The Darling Dahlias and the Cucumber Tree is as Southern as sweet tea. It is a mystery full of flowers, food, and friendship.
The time is May 1930. The place is Darling, Alabama. The ladies of the town's garden club, The Darling Dahlias, have just inherited a new clubhouse upon the death of the club's founder Mrs. Dahlia Blackstone who died at the age of 82.
There is Miss Elizabeth Lacy the club's president who works for an attorney and writes a gardening column for the weekly newspaper. Eternal optimist Ophelia Snow is the wife of the mayor. Verna Tidwell is the clerk in the probate office, is naturally suspicious, and makes a splendid sleuth. Myra May is the phone operator which makes her privy to all sorts of information. Beulah Trivette is owner of the Beauty Bower, a hair and nail salon where much gossip and news is discussed.
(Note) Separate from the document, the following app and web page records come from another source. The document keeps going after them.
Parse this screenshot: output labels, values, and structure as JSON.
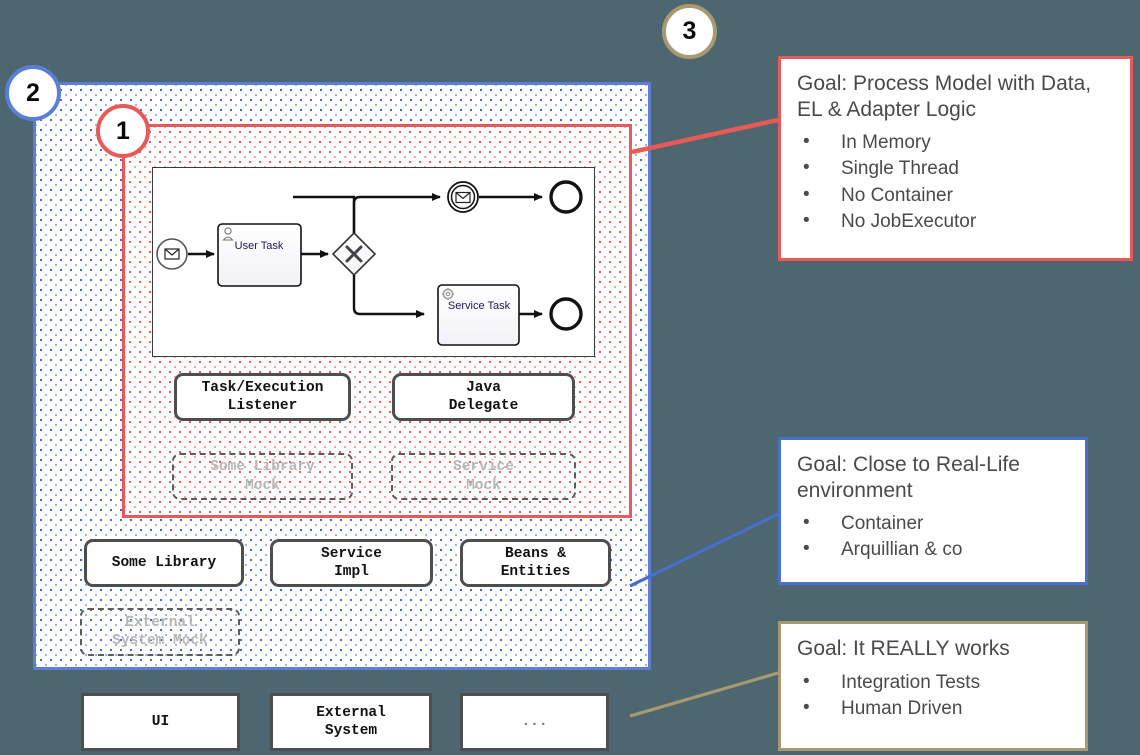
{
  "background_color": "#4d6670",
  "badges": [
    {
      "id": "1",
      "label": "1",
      "color": "#e8595a"
    },
    {
      "id": "2",
      "label": "2",
      "color": "#5b7fd4"
    },
    {
      "id": "3",
      "label": "3",
      "color": "#a79a71"
    }
  ],
  "process": {
    "start_event": "message-start-event",
    "user_task": "User Task",
    "gateway": "exclusive-gateway",
    "intermediate_event": "intermediate-message-event",
    "service_task": "Service Task",
    "end_event_top": "end-event",
    "end_event_bottom": "end-event"
  },
  "red_layer": {
    "boxes": [
      {
        "label": "Task/Execution\nListener",
        "style": "solid"
      },
      {
        "label": "Java\nDelegate",
        "style": "solid"
      }
    ],
    "mocks": [
      {
        "label": "Some Library\nMock",
        "style": "dashed"
      },
      {
        "label": "Service\nMock",
        "style": "dashed"
      }
    ]
  },
  "blue_layer": {
    "boxes": [
      {
        "label": "Some Library",
        "style": "solid"
      },
      {
        "label": "Service\nImpl",
        "style": "solid"
      },
      {
        "label": "Beans &\nEntities",
        "style": "solid"
      }
    ],
    "mocks": [
      {
        "label": "External\nSystem Mock",
        "style": "dashed"
      }
    ]
  },
  "outside_layer": {
    "boxes": [
      {
        "label": "UI"
      },
      {
        "label": "External\nSystem"
      },
      {
        "label": "..."
      }
    ]
  },
  "callouts": [
    {
      "id": "callout-1",
      "border_color": "#e8595a",
      "title": "Goal: Process Model with Data, EL & Adapter Logic",
      "items": [
        "In Memory",
        "Single Thread",
        "No Container",
        "No JobExecutor"
      ]
    },
    {
      "id": "callout-2",
      "border_color": "#4a6fc9",
      "title": "Goal: Close to Real-Life environment",
      "items": [
        "Container",
        "Arquillian & co"
      ]
    },
    {
      "id": "callout-3",
      "border_color": "#a79a71",
      "title": "Goal: It REALLY works",
      "items": [
        "Integration Tests",
        "Human Driven"
      ]
    }
  ]
}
Next to gardening, the Dahlia's love to eat. Here's a typical Sunday dinner: fried chicken with new potato salad, sliced tomatoes sprinkled with dill, and green beans and okra cooked up with onions and bacon. For dessert there might be ribbon cake with peach filling or thumbprint cookies filled with raspberry jam. All served up with cold rosemary lemonade.
Are you hungry yet?
Author Susan Wittig Albert writes evocatively of the South, the attitudes of the time, and the close friendships of the women. And, she throws in lots of intriguing historic details. But know this, there is plenty of mystery here — was the death of Bunny Scott an accident or foul play? What about the convict who has escaped from the prison farm? And, who is that digging at night behind the garden club house?
Well, all will be revealed, including, I hope, the relevance of the cucumber tree.
I am quite happy to spend time with the Dahlias in pleasant Darling, Alabama where white kitchen curtains are crisply starched, rockers on wide front porches gently squeak, and fireflies light up the warm Southern nights.
Quick! Someone pour me a glass of sweet tea. And where are my pearls?